After six years and more than a thousand jumps, Lauren Murray, 26, said she had let go of some of the dread that comes with knowing her father was passionate about such an inherently dangerous sport.
"I think everyone had just kind of gotten over the fear of him doing it," Lauren said. "You know the risk, but it becomes normal."
So when the news came that Murray initiated a fatal turn at too low a height Saturday, it was a complete shock, Lauren said.
"He was very experienced," Lauren said. "He'd drive up in his camper every weekend and stay right on the cross zone. He'd jump multiple times a day all weekend when he could."
Hayes said Murray's parachute deployed normally, and his flight down was uneventful until the landing.
Murray initiated a turn too low to the ground and hit a one-acre pond at a high rate of speed, Hayes said. Several local skydivers trained as paramedics or with other medical experience responded. Murray was given CPR and other assistance before getting transported to Florida Hospital Zephyrhills, but could not be revived, Hayes said.

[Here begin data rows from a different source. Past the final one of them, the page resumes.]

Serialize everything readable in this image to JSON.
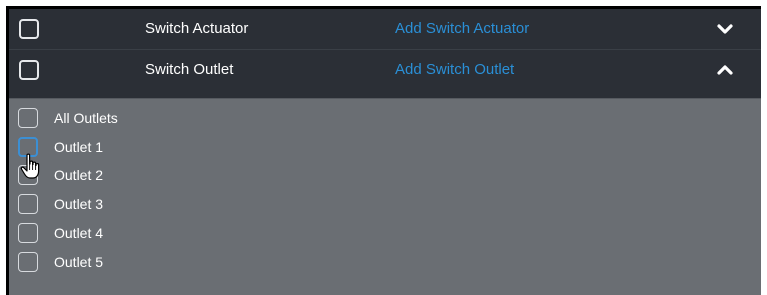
{
  "rows": [
    {
      "label": "Switch Actuator",
      "link": "Add Switch Actuator",
      "chevron": "chevron-down-icon"
    },
    {
      "label": "Switch Outlet",
      "link": "Add Switch Outlet",
      "chevron": "chevron-up-icon"
    }
  ],
  "outlets": [
    {
      "label": "All Outlets"
    },
    {
      "label": "Outlet 1"
    },
    {
      "label": "Outlet 2"
    },
    {
      "label": "Outlet 3"
    },
    {
      "label": "Outlet 4"
    },
    {
      "label": "Outlet 5"
    }
  ],
  "colors": {
    "header_bg": "#2b2f36",
    "sub_bg": "#6a6e73",
    "link": "#2a8fd6",
    "hover_border": "#3c8fd3"
  },
  "cursor": "hand-pointer-icon"
}
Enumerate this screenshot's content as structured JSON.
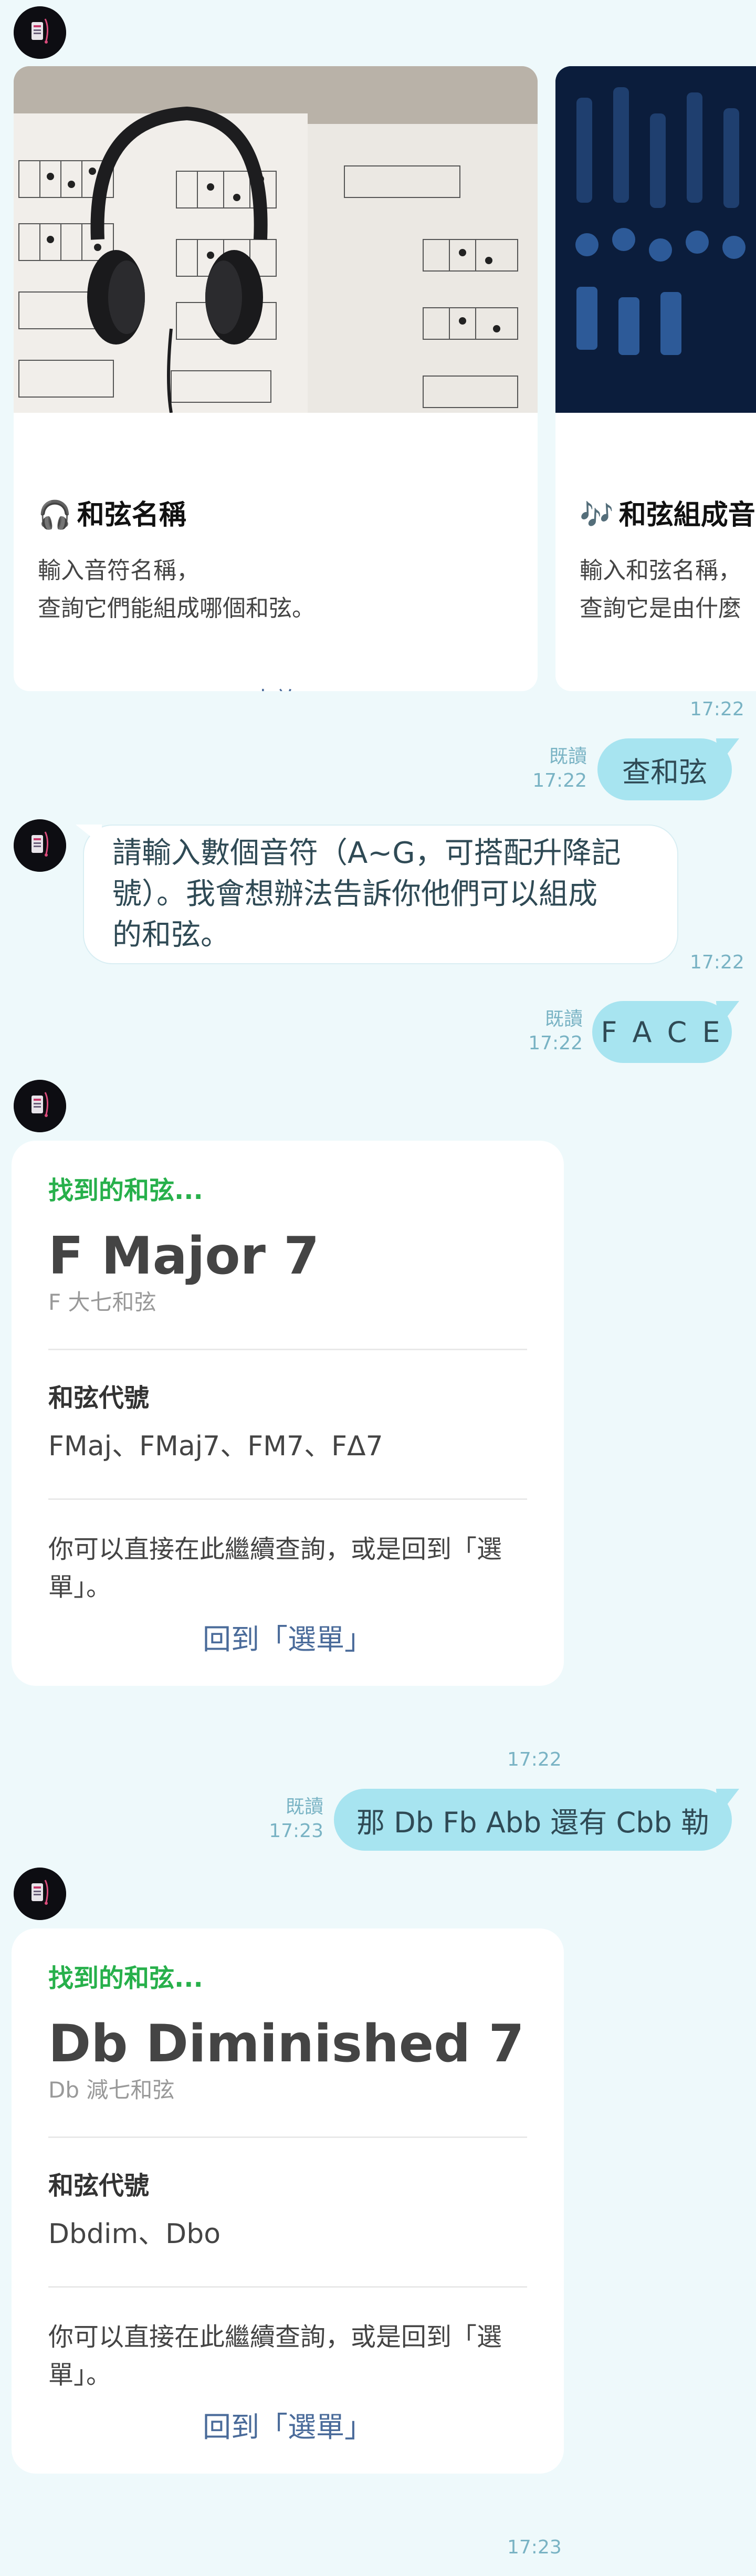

The local skydiving community was shaken by the accident. Those who had gathered in the bar at Skydive City on Sunday said Murray had learned to jump at that site and developed his passion there. He was a friend and a part of the community, they said.
"It's a very tight-knit community," Lauren Murray said. "He had a lot of friends who live right there at the drop zone. They'd jump all day and then they'd all hang out and party. My dad really enjoyed not just the jumping but the community."

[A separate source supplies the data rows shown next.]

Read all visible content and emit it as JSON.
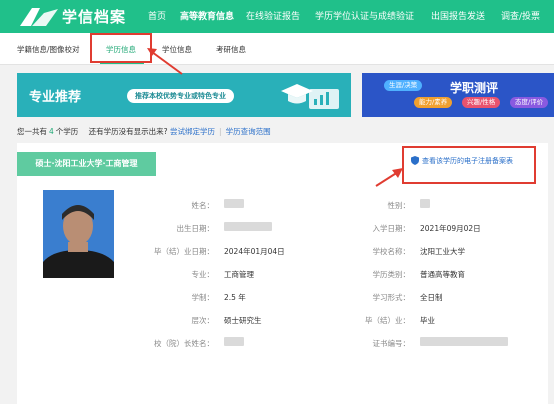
{
  "brand": {
    "name": "学信档案"
  },
  "topnav": [
    "首页",
    "高等教育信息",
    "在线验证报告",
    "学历学位认证与成绩验证",
    "出国报告发送",
    "调查/投票"
  ],
  "subnav": [
    "学籍信息/图像校对",
    "学历信息",
    "学位信息",
    "考研信息"
  ],
  "banner_left": {
    "title": "专业推荐",
    "pill": "推荐本校优势专业或特色专业"
  },
  "banner_right": {
    "title": "学职测评",
    "tags": [
      "生涯/决策",
      "能力/素养",
      "兴趣/性格",
      "态度/评价"
    ]
  },
  "info": {
    "prefix": "您一共有",
    "count": "4",
    "suffix": "个学历",
    "question": "还有学历没有显示出来?",
    "bind_link": "尝试绑定学历",
    "range_link": "学历查询范围"
  },
  "record": {
    "tab": "硕士·沈阳工业大学·工商管理",
    "report_link": "查看该学历的电子注册备案表",
    "labels": {
      "name": "姓名：",
      "gender": "性别：",
      "birth": "出生日期：",
      "enroll": "入学日期：",
      "graduate": "毕（结）业日期：",
      "school": "学校名称：",
      "major": "专业：",
      "category": "学历类别：",
      "duration": "学制：",
      "form": "学习形式：",
      "level": "层次：",
      "conclusion": "毕（结）业：",
      "president": "校（院）长姓名：",
      "cert_no": "证书编号："
    },
    "values": {
      "enroll": "2021年09月02日",
      "graduate": "2024年01月04日",
      "school": "沈阳工业大学",
      "major": "工商管理",
      "category": "普通高等教育",
      "duration": "2.5 年",
      "form": "全日制",
      "level": "硕士研究生",
      "conclusion": "毕业"
    }
  },
  "colors": {
    "nav": "#20c08a",
    "accent": "#20a876",
    "link": "#2a6fc9",
    "highlight": "#e03c31",
    "tab": "#5fcba0"
  }
}
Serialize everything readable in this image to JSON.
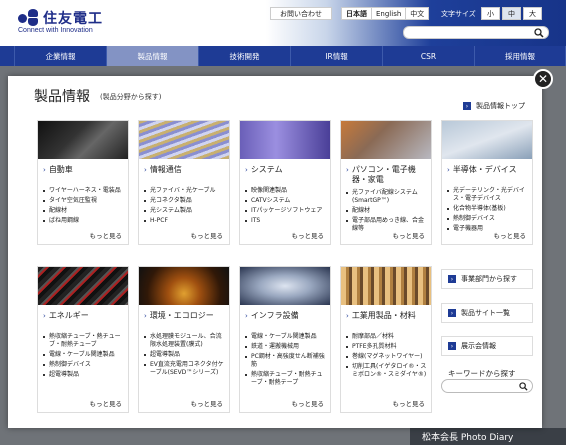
{
  "header": {
    "logo_text": "住友電工",
    "logo_sub": "Connect with Innovation",
    "contact_label": "お問い合わせ",
    "languages": [
      "日本語",
      "English",
      "中文"
    ],
    "font_size_label": "文字サイズ",
    "font_sizes": [
      "小",
      "中",
      "大"
    ],
    "search_placeholder": ""
  },
  "nav": [
    "企業情報",
    "製品情報",
    "技術開発",
    "IR情報",
    "CSR",
    "採用情報"
  ],
  "panel": {
    "title": "製品情報",
    "subtitle": "(製品分野から探す)",
    "top_link": "製品情報トップ",
    "more_label": "もっと見る",
    "cards": [
      {
        "title": "自動車",
        "items": [
          "ワイヤーハーネス・電装品",
          "タイヤ空気圧監視",
          "配線材",
          "ばね用鋼線"
        ]
      },
      {
        "title": "情報通信",
        "items": [
          "光ファイバ・光ケーブル",
          "光コネクタ製品",
          "光システム製品",
          "H-PCF"
        ]
      },
      {
        "title": "システム",
        "items": [
          "映像関連製品",
          "CATVシステム",
          "ITパッケージソフトウェア",
          "ITS"
        ]
      },
      {
        "title": "パソコン・電子機器・家電",
        "items": [
          "光ファイバ配線システム(SmartGP™)",
          "配線材",
          "電子部品用めっき線、合金線等"
        ]
      },
      {
        "title": "半導体・デバイス",
        "items": [
          "光デーテリンク・光デバイス・電子デバイス",
          "化合物半導体(基板)",
          "熱制御デバイス",
          "電子機器用"
        ]
      },
      {
        "title": "エネルギー",
        "items": [
          "熱収縮チューブ・熱チューブ・耐熱チューブ",
          "電線・ケーブル関連製品",
          "熱制御デバイス",
          "超電導製品"
        ]
      },
      {
        "title": "環境・エコロジー",
        "items": [
          "水処理膜モジュール、合流限水処理装置(膜式)",
          "超電導製品",
          "EV直流充電用コネクタ付ケーブル(SEVD™シリーズ)"
        ]
      },
      {
        "title": "インフラ設備",
        "items": [
          "電線・ケーブル関連製品",
          "鉄道・運搬機械用",
          "PC鋼材・高強度せん断補強筋",
          "熱収縮チューブ・耐熱チューブ・耐熱テープ"
        ]
      },
      {
        "title": "工業用製品・材料",
        "items": [
          "耐摩部品／材料",
          "PTFE多孔質材料",
          "巻線(マグネットワイヤー)",
          "切削工具(イゲタロイ®・スミボロン®・スミダイヤ®)"
        ]
      }
    ],
    "side_buttons": [
      "事業部門から探す",
      "製品サイト一覧",
      "展示会情報"
    ],
    "keyword_label": "キーワードから探す",
    "keyword_placeholder": ""
  },
  "footer_text": "松本会長 Photo Diary",
  "colors": {
    "brand": "#1e3b95",
    "nav_active": "#8393c4"
  }
}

Lauren said her dad had always wanted to try skydiving, but it wasn't until her parents divorced and Lauren moved away for college that her dad took up the sport. He tried it and was hooked.
"Wherever we went around the country, he would find a drop zone and he would go," Lauren said. "He met people all over the world and got into some really fun group adventures."

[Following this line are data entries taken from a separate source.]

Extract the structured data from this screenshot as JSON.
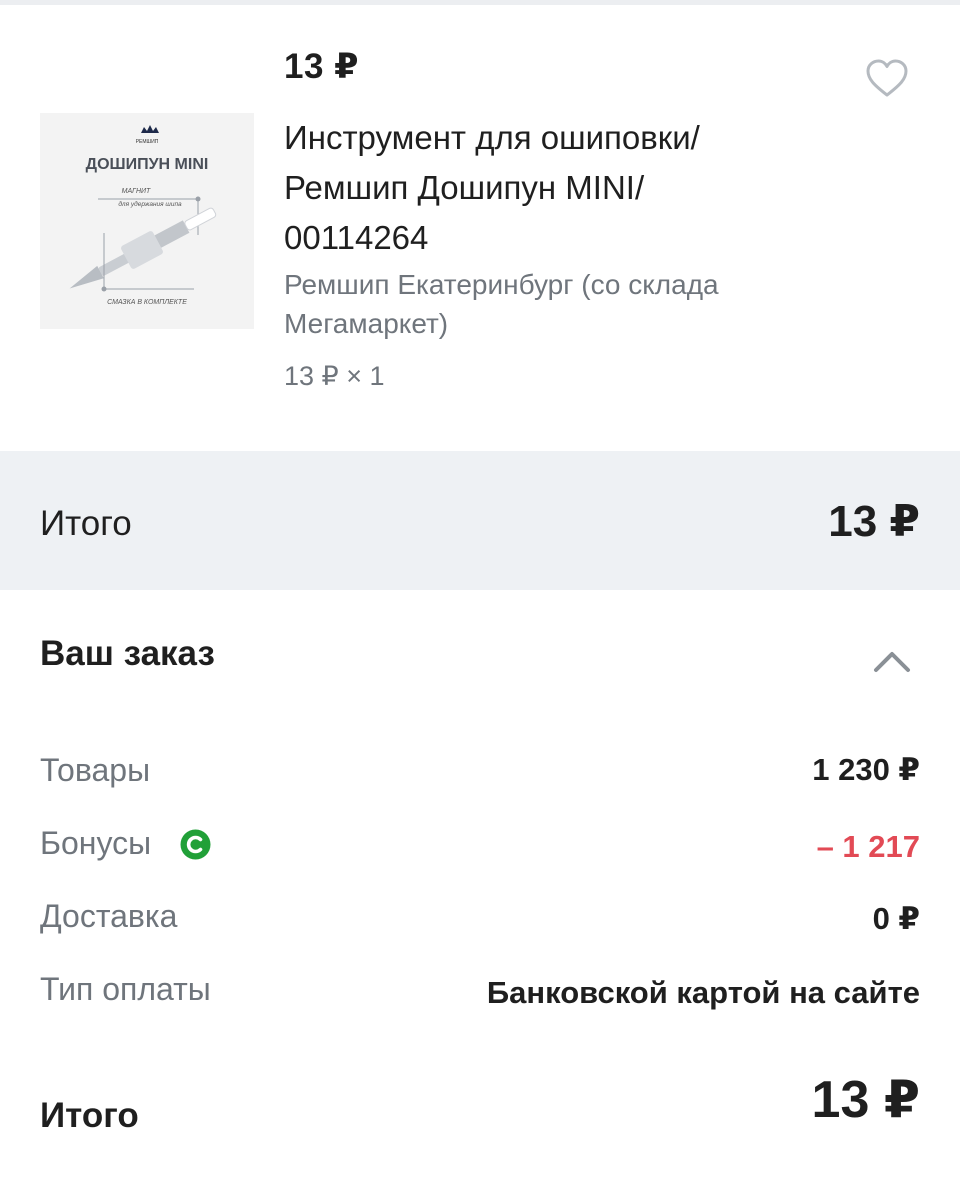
{
  "product": {
    "price": "13 ₽",
    "title": "Инструмент для ошиповки/\nРемшип  Дошипун MINI/\n00114264",
    "seller": "Ремшип Екатеринбург (со склада Мегамаркет)",
    "quantity_line": "13 ₽ × 1",
    "image": {
      "brand": "РЕМШИП",
      "name": "ДОШИПУН MINI",
      "callout_top": "МАГНИТ",
      "callout_top_sub": "для удержания шипа",
      "callout_bottom": "СМАЗКА В КОМПЛЕКТЕ"
    },
    "favorite_icon": "heart-outline-icon"
  },
  "total_band": {
    "label": "Итого",
    "value": "13 ₽"
  },
  "order": {
    "title": "Ваш заказ",
    "toggle_icon": "chevron-up-icon",
    "rows": [
      {
        "label": "Товары",
        "value": "1 230 ₽"
      },
      {
        "label": "Бонусы",
        "value": "– 1 217"
      },
      {
        "label": "Доставка",
        "value": "0 ₽"
      },
      {
        "label": "Тип оплаты",
        "value": "Банковской картой на сайте"
      }
    ],
    "bonus_icon": "bonus-coin-icon",
    "bonus_icon_color": "#21a038",
    "negative_color": "#e24a55"
  },
  "final": {
    "label": "Итого",
    "value": "13 ₽"
  }
}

Murray's Facebook page showcases his interest in skydiving and several friends have paid tribute with pictures of him jumping from planes.
Teresa Lentini Hlywa lived in the same neighborhood as Murray and convinced him to go skydiving with her after she showed him a video of her jumping on her 50th birthday. The two instantly became skydiving buddies, and would drive up to Zephyrhills together every weekend.
Lentini Hlywa said Murray quickly progressed and surpassed her in skill, but he never ditched her for more advanced partners.
"He just was really skilled and understood aerodynamics and how to use his body," Lentini Hlywa said. "Instead of saying, 'I'm going go jump with these other guys,' he pulled me up to his level."
Lentini Hlywa said Murray was always a gentleman, despite the raw, crass nature of some who participate in the sport. In addition to skydiving, Murray owned a small software development firm and loved craft beer and wingsuit flying.
Murray was a well-known skydiver with at least 900 jumps at Skydive City alone, Hayes said. He was training to compete at the USPA National Skydiving Championships in Illinois next month, Hayes said, and planned to visit his daughter Lauren in Michigan on the same trip.
Lauren said her dad had talked about taking her skydiving, but they hadn't had the chance. Now, she said, she'll never try the sport.
At least five other people have died during jumps at Skydive City in the past four years.
"When you skydive, you know and accept the risks," Lentini Hlywa said. "But this is my third skydiving family member I've lost this year, which is unbelievable. He and I were so close and he was so special to me. It just ripped my heart out."
Contact Caitlin Johnston at firstname.lastname@example.org or (813) 661-2443. Follow @cljohnst.